The New York Times isn’t exactly known as a sports writing powerhouse. Slipped into the back of Business Day for most of the week, the Sports section tends to feel like an afterthought. A chore, even. And that’s not changing anytime soon: on the paper’s iPhone app, the section falls below Science. Enough said.
So perhaps it’s not surprising that only one of the several Times reporters who released a sports book recently actually covered sports for the paper. And even that one, Robert Lipsyte, describes the section he joined in 1957 as “mediocre at best, perhaps by design.”
But even if the Times fails to scratch your sports writing itch on a daily basis, you’d still be hard-pressed to find three better sports books for your summer reading list than these:
Publication Date: May 2011
“An Accidental Sportswriter,” by Robert Lipsyte
Over two different stints, Lipsyte spent nearly 25 years writing about sports for the Times, much of it as a columnist and none of it preordained. Unlike, well, every other sportswriter in America, he didn’t obsessively follow sports as kid. In fact, he didn’t follow them at all. He also didn’t aspire to be a journalist — a 19-year-old Lipsyte ended up at the paper by way of a random classified ad. But the story of how he got there, the “accidental” part of his memoir’s title, is less important than what happened once he did.
Despite the access and megaphone afforded by the Times, Lipsyte never gave up his status as an outsider. In fact, as a columnist he turned it into a beat. Rather than write odes to champions, he criticized the country’s “Jock Culture” of hero-worshipping of athletes. Instead of adding to the hyperbolic coverage of the major sports, the stuff that leads SportsCenter, Lipsyte wrote about gay athletes, lacrosse on Native American reservations and the Black Power movement. Those stories make up the meat of “An Accidental Sportswriter: A Memoir,” the book weaving between Lipsyte’s life, the issues he holds dear and the paper that gave him a chance to combine the two.
Publication Date: In paperback March 2011
“Willie Mays: The Life, the Legend,” by James S. Hirsch
Here are three reasons to pick up a copy of Hirsch’s biography of the great Willie Mays, which was originally released in early 2010:
1. It’s now out in paperback, which means you won’t have to lug an anvil to the beach.
2. Last fall, the Giants won their first World Series title since Mays lead them to the title in 1954 — when they were known as the New York Giants.
3. It’s great.
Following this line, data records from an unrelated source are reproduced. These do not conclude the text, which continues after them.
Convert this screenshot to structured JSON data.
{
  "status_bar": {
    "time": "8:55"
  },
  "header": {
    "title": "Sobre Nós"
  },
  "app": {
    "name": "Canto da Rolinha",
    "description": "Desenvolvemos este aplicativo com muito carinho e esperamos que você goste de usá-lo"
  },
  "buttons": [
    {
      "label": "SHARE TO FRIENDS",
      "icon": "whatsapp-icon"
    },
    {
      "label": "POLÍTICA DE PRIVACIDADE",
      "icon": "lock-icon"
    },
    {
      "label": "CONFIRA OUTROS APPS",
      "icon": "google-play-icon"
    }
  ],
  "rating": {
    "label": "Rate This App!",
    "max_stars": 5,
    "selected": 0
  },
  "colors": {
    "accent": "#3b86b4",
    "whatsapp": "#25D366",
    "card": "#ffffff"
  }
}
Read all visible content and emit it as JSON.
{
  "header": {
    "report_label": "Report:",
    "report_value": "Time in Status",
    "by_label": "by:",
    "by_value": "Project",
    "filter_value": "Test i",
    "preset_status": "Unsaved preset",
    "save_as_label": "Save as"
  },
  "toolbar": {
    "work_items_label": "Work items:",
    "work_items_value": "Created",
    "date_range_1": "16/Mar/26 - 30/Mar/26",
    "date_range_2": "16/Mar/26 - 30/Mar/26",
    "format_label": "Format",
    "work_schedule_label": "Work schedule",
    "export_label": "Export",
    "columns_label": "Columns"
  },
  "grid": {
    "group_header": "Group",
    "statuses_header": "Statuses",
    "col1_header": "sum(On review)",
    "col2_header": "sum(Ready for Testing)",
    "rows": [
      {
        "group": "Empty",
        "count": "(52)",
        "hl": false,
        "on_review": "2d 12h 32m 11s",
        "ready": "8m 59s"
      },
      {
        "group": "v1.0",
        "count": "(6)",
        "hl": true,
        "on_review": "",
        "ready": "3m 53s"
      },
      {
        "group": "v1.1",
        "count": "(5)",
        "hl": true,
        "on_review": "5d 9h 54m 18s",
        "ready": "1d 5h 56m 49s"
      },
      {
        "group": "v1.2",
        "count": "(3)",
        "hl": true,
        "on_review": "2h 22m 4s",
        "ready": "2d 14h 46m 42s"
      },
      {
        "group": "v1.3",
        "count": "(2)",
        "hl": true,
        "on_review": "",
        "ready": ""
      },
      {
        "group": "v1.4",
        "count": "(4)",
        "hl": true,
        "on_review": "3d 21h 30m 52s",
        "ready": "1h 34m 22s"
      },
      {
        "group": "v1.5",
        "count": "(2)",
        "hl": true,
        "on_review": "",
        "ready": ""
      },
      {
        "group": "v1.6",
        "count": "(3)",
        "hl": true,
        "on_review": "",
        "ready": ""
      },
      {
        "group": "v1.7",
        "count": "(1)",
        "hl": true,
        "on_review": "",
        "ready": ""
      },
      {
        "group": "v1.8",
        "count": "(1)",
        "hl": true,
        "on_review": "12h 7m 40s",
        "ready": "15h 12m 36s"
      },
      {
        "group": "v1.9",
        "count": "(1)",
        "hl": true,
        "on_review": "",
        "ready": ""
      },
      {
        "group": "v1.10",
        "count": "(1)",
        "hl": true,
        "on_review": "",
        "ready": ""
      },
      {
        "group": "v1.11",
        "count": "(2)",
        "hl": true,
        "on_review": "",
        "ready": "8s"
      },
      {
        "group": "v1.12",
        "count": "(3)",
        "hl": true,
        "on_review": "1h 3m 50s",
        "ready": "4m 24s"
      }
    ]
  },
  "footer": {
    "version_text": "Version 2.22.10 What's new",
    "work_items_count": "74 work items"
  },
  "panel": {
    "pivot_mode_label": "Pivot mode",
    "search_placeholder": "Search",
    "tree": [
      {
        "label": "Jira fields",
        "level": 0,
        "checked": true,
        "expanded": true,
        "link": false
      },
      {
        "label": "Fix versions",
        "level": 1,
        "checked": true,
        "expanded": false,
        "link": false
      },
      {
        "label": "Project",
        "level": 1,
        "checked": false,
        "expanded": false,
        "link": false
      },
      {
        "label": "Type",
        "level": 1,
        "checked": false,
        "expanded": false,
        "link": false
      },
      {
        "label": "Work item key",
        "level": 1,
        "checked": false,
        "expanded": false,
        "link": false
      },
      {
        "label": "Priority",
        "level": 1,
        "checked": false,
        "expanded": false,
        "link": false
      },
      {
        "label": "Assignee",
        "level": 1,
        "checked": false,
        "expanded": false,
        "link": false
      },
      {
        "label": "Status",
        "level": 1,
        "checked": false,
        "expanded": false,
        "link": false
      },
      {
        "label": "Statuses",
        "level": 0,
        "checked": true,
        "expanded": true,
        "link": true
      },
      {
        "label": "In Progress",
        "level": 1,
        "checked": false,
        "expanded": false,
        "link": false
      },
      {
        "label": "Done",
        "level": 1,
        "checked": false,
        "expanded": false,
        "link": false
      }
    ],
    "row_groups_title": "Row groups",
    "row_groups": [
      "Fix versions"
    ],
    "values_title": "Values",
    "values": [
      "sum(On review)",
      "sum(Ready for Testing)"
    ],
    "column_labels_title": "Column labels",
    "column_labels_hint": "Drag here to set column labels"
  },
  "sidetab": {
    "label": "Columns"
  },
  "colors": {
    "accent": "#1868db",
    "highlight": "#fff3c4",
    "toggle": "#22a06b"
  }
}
“The Life of a Legend” is the first “authorized” biography of Mays, who is considered by many to be the best all-around baseball player in history. That means Mays gets half the proceeds. It also means Hirsch got unparalleled access, and his book contains tons of stories and insights that had never been made public before. Hirsch spent seven years convincing Mays to help him with the book. It was time well spent.
Publication Date: April 2011
“Bottom of the 33rd,” by Dan Barry
Even casual Times readers are familiar with Dan Barry’s byline. After three years writing the “About New York” column, he’s now responsible for “This Land,” a series of touching off-the-beaten-track stories from around the country. A veteran of the Metro desk, Barry hasn’t covered sports much for the Times. It’s a shame.
“Bottom of the 33rd” is the story of the longest professional baseball game in history, a minor league contest that took place 30 years ago in Pawtucket, R.I. But it’s more than that, of course. The book reads like an epic Barry column — one killer detail after another for nearly 300 pages. It’s about the players on the field, some of whom went on to be stars. It’s about the few people left in the stands. It’s about the announcers and the town and the stadium, a sad sack of a thing built on a swamp. And it’s about baseball, meaningless and profound, in all its enduring glory.
A spoiler alert for Yankee fans: it’s about the Red Sox winning, too.
Max Linsky is the co-founder of Longform.org.